Mostern, Ruth. The Yellow River: A Natural and Unnatural History (Yale University Press, 2021) hard cover.
It was once called the Great River, and flowed clear. Over time, human use, climate shifts, and political responses to floods and droughts led to the river becoming the Yellow River, sometimes called China’s Sorrow. How this happened is a story as convoluted as the river’s floodplains, and a fascinating lesson in parts vs the whole, and the limits of human power. People and water, and silt and sand, worked together to destabilize the great river over the course of a thousand years.
Asian environmental history has been relatively under-studied, in part because of problems with language, in part because of the enormous spans of time involved. European environmental history is easier to divide, and the archaeological pieces are gathered into tidier “heaps” of sources, so to speak.
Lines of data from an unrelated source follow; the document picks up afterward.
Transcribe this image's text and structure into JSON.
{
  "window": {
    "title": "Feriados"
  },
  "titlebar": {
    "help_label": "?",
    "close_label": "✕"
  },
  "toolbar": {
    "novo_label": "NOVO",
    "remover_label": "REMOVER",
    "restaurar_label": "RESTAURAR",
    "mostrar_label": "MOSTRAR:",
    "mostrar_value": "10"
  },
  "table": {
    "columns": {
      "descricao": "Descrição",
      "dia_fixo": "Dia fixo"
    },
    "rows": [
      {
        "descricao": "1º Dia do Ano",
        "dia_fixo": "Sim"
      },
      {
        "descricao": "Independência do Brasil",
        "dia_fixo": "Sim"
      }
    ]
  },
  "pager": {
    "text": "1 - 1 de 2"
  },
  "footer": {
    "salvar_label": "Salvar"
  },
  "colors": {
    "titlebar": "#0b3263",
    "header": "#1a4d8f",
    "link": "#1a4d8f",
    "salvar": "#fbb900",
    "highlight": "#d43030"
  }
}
Only within the past 20 years or so have many works about the environmental history of China been published. This book builds on several classic works of that history, and expands the time-span of the history of the Yellow River.
Mostern argues that while climate shifts and weather pattern changes played a role in the changes observed in the Yellow River watershed, human activity played a far greater role, especially after roughly the year AD 600 CE. Differences in priorities between imperial governments and local officials, plus the focus on relatively free-market development and agriculture, led to Han Chinese culture expanding into regions not suited for intensive farming. By 1855, the Yellow River had become unusuable and impossible to manage (given the finances and technologies of the time), and what had once been a fertile and prosperous region turned into a salty, gravel and sand-choked series of barrens and wetlands. The Loess Plateau in the bend of the Yellow River transformed with ever-increasing speed from grasslands and mixed forests to a rugged, eroded near-desert that sent millions of tons of sediment to cover the floodplain downstream.
Warfare caused much of the damage to the ecosystem of the upper Yellow River, but stable imperial regimes could be just as bad for the environment. The region is one of conflicts – hot and cold air masses, desert winds and tropical moisture, herders and farmers, imperial centralization and tribal societies. Competing armies stripped the land of forests and grass, and the soldier-farmers of Imperial China denuded the land to build walls and grow food for their own survival. When the nomads chased the Han back to the river and farther south, they too removed forest cover, although long stable periods did allow for regrowth of grass and trees. Sometimes. The development of iron-bladed plows and intensive farming technologies caused further, faster, erosion. Demand for fuel and building wood in peace time as well as war devoured more and more forests, causing more erosion and more flooding downstream.
Some observers saw what was happening and argued that the erosion and loss of ground cover needed to stop at the source. When the capital city remained in the upper Yellow River, the government seemed—sometimes—more interested in considering those ideas. But once the government moved downstream, the focus shifted to coping with the results of the problem, not the sources. Huge floods in 1048 and other years devoured tens of thousands of farmland, displaced millions, and drained the imperial treasury. Only the Grand Canal made it possible to feed and supply Peking/Beijing as the land around it turned sandy and salty from inundation and sediment dumping. In 1885, efforts to keep the Grand Canal open failed, and sea transport became the only to move food to the city. Southern China refused to pay for the problems of the Yellow River.
The book is very well written with excellent illustrations, tables, and a long appendix of methodologies. It helps to have a background in overall Chinese history, but that is not needed. A bit of hydrology helps even more, otherwise the learning curve might be a touch steep in the introduction and first chapter. I found the book an easy read, but one with lots and lots to ponder and mull over. The author is even handed in her approach – people can’t know what they can’t know, and the imperial hydrocrats’ priorities made sense to them. They lacked the tools and the resources to see the entire watershed as a whole. Those who did pull back to see the larger picture lacked the will to sacrifice the imperial capital to floods in order to pour resources into the upstream lands.
The author’s use of some terms struck me as odd, enough so that it pushed me out of the story a few times. I disagree with using the term “Anthropocene,” although in this case there is some logic to it, given the importance of human influences on the life of the river. Other usages were literally correct, but jarring, almost as if the author were not a native speaker. I do not know, and it does not affect the overall readability and quality of the book.
I recommend the book to historians of water, historians of China, people interested in the interactions of government and the physical environment, and conservationists. The idea that “the problems caused by central control can be fixed by central control” rings all too true in the West today. I am reminded of an interview I did with a farmer about flooding on a small river. He shrugged and said, “Rivers flood. That’s what rivers do.” People can try to work around, with, or against floods and droughts, but only by looking at the watershed as a while, rather than reach by reach. This is an excellent addition to the literature in several disciplines.
FTC Disclaimer: I purchased this book for my own use and received no compensation or remuneration for this review.